Murder mastermind Charles Manson died of natural causes Sunday evening at a Kern County hospital. He was 83. [LA Times]
Manson persuaded his family of followers to carry out a string of murders in Los Angeles in 1969 that involved elements of Hollywood celebrity, cult behavior, group sex and drugs. The killers scrawling words with the victims’ blood on walls.
Subsequently, Manson and his four followers — Susan Atkins, Leslie Van Houten, Patricia Krenwinkel and Charles “Tex” Watson — were convicted of murdering actress Sharon Tate, as well as four other people.
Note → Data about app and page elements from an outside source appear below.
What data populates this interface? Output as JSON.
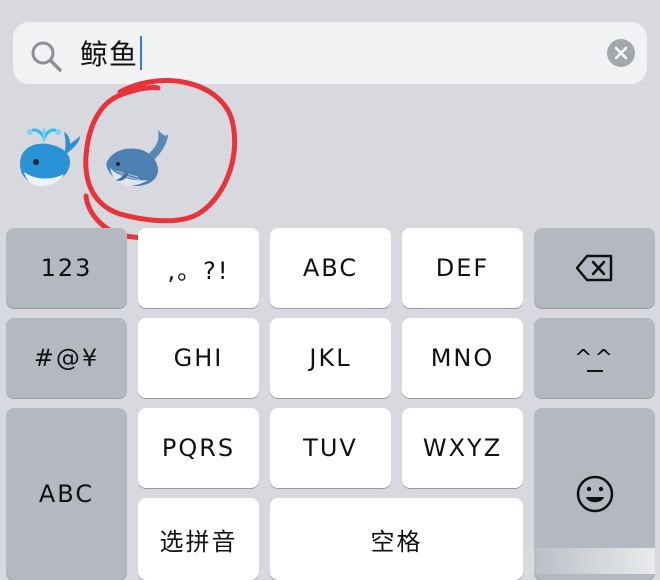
{
  "search": {
    "query": "鲸鱼"
  },
  "suggestions": [
    {
      "name": "spouting-whale",
      "glyph": "🐳"
    },
    {
      "name": "whale",
      "glyph": "🐋"
    }
  ],
  "keyboard": {
    "row1": {
      "left": "123",
      "k1": ",。?!",
      "k2": "ABC",
      "k3": "DEF"
    },
    "row2": {
      "left": "#@¥",
      "k1": "GHI",
      "k2": "JKL",
      "k3": "MNO",
      "right": "^^"
    },
    "row3": {
      "k1": "PQRS",
      "k2": "TUV",
      "k3": "WXYZ"
    },
    "row4": {
      "k1": "选拼音",
      "space": "空格"
    },
    "left_tall": "ABC"
  },
  "colors": {
    "background": "#d7d9de",
    "light_key": "#ffffff",
    "dark_key": "#b4b8c0",
    "annotation_red": "#e8333a"
  }
}
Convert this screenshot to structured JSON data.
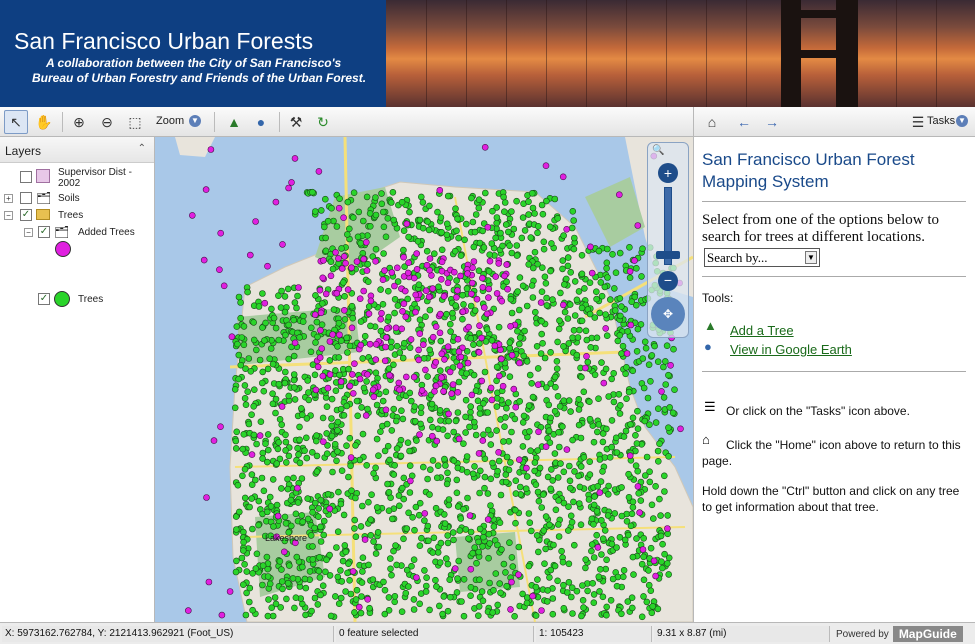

Tate was the wife of movie director Roman Polanski, and the murder occurred in the couple’s Bel-Air home. The actress was eight months pregnant when she was stabbed 16 times and “PIG” was written in her blood on the front door.
Initially, Manson was sentenced to death for the murders. But in 1972, the California Supreme Court declared the death sentence unconstitutional, thus commuting death sentences to life imprisonment.
Since 1989, Manson was housed in Corcoran State Prison. He broke prison rules dozens of times, committing offenses that included possessing cell phones and a hacksaw blade, throwing hot coffee at a staff member, spitting in a guard’s face, fighting and trying to flood a tier in his cell block.
On 12 occasions, Manson was denied parole.
Over the years, Mason maintained his cult-like following. He received an average of four fan letters a day while in prison. And when he turned 80, Manson and a 27-year-old fan obtained a marriage license. The license expired, though, before the paperwork was completed.
“Maniacs who kill to satisfy their urges do not resonate,” lead prosecutor in the Manson case Vincent Bugliosi said before his 2015 death. “Manson was different. As misguided as the murders were, he claimed that they were political and revolutionary, that he was trying to change the social order, not merely satisfy a homicidal urge. That appeals to the crazies on the fringes of society.”